_Problem to work on_
Within this material, find every line where the string "Start" appears, and copy it out.
━━━━━ Given entries
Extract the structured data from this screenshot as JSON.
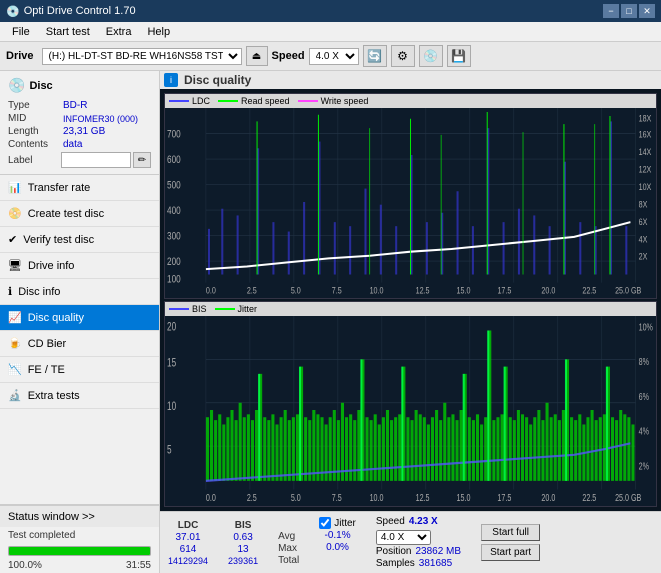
{
  "titlebar": {
    "title": "Opti Drive Control 1.70",
    "icon": "💿",
    "btn_min": "−",
    "btn_max": "□",
    "btn_close": "✕"
  },
  "menubar": {
    "items": [
      "File",
      "Start test",
      "Extra",
      "Help"
    ]
  },
  "toolbar": {
    "drive_label": "Drive",
    "drive_value": "(H:) HL-DT-ST BD-RE  WH16NS58 TST4",
    "speed_label": "Speed",
    "speed_value": "4.0 X"
  },
  "disc": {
    "header": "Disc",
    "type_label": "Type",
    "type_value": "BD-R",
    "mid_label": "MID",
    "mid_value": "INFOMER30 (000)",
    "length_label": "Length",
    "length_value": "23,31 GB",
    "contents_label": "Contents",
    "contents_value": "data",
    "label_label": "Label",
    "label_value": ""
  },
  "nav": {
    "items": [
      {
        "id": "transfer-rate",
        "label": "Transfer rate",
        "active": false
      },
      {
        "id": "create-test-disc",
        "label": "Create test disc",
        "active": false
      },
      {
        "id": "verify-test-disc",
        "label": "Verify test disc",
        "active": false
      },
      {
        "id": "drive-info",
        "label": "Drive info",
        "active": false
      },
      {
        "id": "disc-info",
        "label": "Disc info",
        "active": false
      },
      {
        "id": "disc-quality",
        "label": "Disc quality",
        "active": true
      },
      {
        "id": "cd-bier",
        "label": "CD Bier",
        "active": false
      },
      {
        "id": "fe-te",
        "label": "FE / TE",
        "active": false
      },
      {
        "id": "extra-tests",
        "label": "Extra tests",
        "active": false
      }
    ]
  },
  "status_window": {
    "label": "Status window >>",
    "status_text": "Test completed",
    "progress": 100,
    "progress_text": "100.0%",
    "time": "31:55"
  },
  "quality_panel": {
    "title": "Disc quality",
    "chart1": {
      "legend": [
        "LDC",
        "Read speed",
        "Write speed"
      ],
      "y_max": 700,
      "y_labels": [
        "700",
        "600",
        "500",
        "400",
        "300",
        "200",
        "100"
      ],
      "y_right": [
        "18X",
        "16X",
        "14X",
        "12X",
        "10X",
        "8X",
        "6X",
        "4X",
        "2X"
      ],
      "x_labels": [
        "0.0",
        "2.5",
        "5.0",
        "7.5",
        "10.0",
        "12.5",
        "15.0",
        "17.5",
        "20.0",
        "22.5",
        "25.0 GB"
      ]
    },
    "chart2": {
      "legend": [
        "BIS",
        "Jitter"
      ],
      "y_max": 20,
      "y_labels": [
        "20",
        "15",
        "10",
        "5"
      ],
      "y_right": [
        "10%",
        "8%",
        "6%",
        "4%",
        "2%"
      ],
      "x_labels": [
        "0.0",
        "2.5",
        "5.0",
        "7.5",
        "10.0",
        "12.5",
        "15.0",
        "17.5",
        "20.0",
        "22.5",
        "25.0 GB"
      ]
    }
  },
  "stats": {
    "ldc_label": "LDC",
    "bis_label": "BIS",
    "jitter_label": "Jitter",
    "speed_label": "Speed",
    "avg_label": "Avg",
    "max_label": "Max",
    "total_label": "Total",
    "ldc_avg": "37.01",
    "ldc_max": "614",
    "ldc_total": "14129294",
    "bis_avg": "0.63",
    "bis_max": "13",
    "bis_total": "239361",
    "jitter_avg": "-0.1%",
    "jitter_max": "0.0%",
    "jitter_check": true,
    "speed_value": "4.23 X",
    "speed_select": "4.0 X",
    "position_label": "Position",
    "position_value": "23862 MB",
    "samples_label": "Samples",
    "samples_value": "381685",
    "start_full_label": "Start full",
    "start_part_label": "Start part"
  }
}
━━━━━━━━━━
_Task output_
      "Start test",
    "start_full_label": "Start full",
    "start_part_label": "Start part"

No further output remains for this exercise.